An epidemic of severe and rapidly progressive black lung disease is emerging among coal miners in Appalachia. Case counts from just three clinics in the region reveal the highest disease levels that doctors have ever reported, according to a study published in JAMA this week.
Between January 2013 and February 2017, researchers at the National Institute for Occupational Safety and Health documented 416 coal miners with the condition. Prior to the discovery, researchers largely thought that black lung cases were a thing of the past. Diagnoses have been rare since the late 1990s
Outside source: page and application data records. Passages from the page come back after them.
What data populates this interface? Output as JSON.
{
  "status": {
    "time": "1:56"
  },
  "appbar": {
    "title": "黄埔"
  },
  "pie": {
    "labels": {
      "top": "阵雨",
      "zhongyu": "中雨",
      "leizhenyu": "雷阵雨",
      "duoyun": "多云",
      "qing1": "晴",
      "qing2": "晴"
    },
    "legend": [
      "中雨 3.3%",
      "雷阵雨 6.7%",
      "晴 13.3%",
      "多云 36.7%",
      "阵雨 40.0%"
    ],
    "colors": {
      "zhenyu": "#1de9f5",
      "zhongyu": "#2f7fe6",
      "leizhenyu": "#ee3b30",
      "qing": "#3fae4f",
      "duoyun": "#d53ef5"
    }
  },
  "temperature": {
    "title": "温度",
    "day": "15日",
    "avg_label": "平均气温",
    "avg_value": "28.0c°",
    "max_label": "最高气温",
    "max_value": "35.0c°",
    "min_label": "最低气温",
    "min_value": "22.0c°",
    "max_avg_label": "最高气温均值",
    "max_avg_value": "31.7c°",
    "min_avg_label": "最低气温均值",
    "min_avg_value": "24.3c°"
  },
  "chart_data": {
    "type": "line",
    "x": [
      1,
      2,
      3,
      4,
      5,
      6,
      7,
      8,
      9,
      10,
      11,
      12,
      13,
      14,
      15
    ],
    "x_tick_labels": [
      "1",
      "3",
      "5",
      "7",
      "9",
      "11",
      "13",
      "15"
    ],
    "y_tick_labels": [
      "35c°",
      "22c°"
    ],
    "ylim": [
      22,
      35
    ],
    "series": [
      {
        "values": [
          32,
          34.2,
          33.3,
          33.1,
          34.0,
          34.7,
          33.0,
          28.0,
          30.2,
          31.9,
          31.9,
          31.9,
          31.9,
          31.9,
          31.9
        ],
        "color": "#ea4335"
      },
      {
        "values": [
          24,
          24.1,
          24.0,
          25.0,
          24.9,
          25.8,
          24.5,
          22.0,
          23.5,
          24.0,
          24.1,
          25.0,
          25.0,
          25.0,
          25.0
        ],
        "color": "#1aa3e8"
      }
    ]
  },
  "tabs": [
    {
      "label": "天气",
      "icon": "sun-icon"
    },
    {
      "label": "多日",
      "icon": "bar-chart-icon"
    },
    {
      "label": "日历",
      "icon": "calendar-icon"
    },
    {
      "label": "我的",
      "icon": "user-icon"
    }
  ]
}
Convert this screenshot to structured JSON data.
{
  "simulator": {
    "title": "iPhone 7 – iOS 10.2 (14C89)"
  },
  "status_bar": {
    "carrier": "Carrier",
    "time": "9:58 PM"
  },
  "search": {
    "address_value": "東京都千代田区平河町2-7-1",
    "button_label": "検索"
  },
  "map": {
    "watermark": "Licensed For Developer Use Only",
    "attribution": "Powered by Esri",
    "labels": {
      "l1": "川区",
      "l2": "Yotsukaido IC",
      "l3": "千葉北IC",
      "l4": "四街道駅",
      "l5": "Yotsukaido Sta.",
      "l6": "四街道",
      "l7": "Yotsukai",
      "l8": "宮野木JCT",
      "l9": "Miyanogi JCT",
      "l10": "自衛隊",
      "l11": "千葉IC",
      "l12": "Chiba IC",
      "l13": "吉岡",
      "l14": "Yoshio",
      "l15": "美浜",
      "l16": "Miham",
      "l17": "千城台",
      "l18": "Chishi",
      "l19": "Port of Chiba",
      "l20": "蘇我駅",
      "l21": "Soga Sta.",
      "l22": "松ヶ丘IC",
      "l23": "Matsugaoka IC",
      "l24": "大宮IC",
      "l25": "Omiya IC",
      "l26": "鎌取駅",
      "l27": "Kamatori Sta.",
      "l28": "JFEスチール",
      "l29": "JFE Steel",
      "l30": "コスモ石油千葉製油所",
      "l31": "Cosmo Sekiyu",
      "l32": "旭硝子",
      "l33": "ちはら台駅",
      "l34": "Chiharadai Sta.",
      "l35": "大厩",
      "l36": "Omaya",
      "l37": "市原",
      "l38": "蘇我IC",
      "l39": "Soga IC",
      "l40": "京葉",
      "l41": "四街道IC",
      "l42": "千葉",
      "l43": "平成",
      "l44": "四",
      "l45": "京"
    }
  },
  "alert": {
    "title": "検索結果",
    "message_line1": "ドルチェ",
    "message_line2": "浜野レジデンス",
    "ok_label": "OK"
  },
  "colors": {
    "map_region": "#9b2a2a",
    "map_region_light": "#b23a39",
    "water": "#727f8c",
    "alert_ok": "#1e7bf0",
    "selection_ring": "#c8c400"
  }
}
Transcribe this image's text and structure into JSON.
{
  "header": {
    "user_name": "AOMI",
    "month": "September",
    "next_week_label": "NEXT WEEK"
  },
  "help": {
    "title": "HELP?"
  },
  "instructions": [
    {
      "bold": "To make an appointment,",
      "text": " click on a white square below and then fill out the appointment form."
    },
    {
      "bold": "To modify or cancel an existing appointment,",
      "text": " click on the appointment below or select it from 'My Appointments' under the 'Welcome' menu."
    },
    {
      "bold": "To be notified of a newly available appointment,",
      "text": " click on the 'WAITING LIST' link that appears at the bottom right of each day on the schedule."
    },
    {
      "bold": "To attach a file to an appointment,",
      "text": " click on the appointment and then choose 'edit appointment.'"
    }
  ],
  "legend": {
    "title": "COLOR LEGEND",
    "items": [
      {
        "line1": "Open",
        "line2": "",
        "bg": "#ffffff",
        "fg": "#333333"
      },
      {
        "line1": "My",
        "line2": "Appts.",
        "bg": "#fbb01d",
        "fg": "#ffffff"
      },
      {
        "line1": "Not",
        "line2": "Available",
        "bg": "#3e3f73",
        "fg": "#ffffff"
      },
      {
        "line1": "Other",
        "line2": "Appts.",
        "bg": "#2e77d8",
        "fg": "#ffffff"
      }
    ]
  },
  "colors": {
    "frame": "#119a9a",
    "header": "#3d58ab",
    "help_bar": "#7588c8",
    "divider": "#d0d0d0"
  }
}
The clinics, run by Stone Mountain Health Services, would typically see five to seven cases each year, Ron Carson, who directs Stone Mountain’s black lung program told NPR. Now, the clinics see that many in two weeks, he said. And in the past year, they’ve diagnosed 154 cases.
“That’s an indication that it’s not slowing down,” Carson said. “We are seeing something that we haven’t seen before.”
In the study, co-authored by Carson, researchers also noted that the disease is more severe than in the past. Many of those diagnosed had worked in the mines for less than 20 years yet had severe, rapidly progressing disease. “Miners are dying at a much younger age,” Carson said.
According to an investigation by NPR, the skyrocketing case numbers and increasing disease severity may be due to longer shifts and mining thinner strips of coal, which can create more dust.
Black lung is caused by exposure to coal dust. The dust builds up in the lungs and causes inflammation, fibrosis, and eventual tissue death. The disease is fatal and can only be cured with a lung transplant.
In 2016, new federal protections for coal miners were fully implemented. These included decreases in allowable dust levels as well as improved dust monitoring. The authors of the new study note that they’ll need more case surveillance in the future to determine if these protections are effective.
More Info: arstechnica.com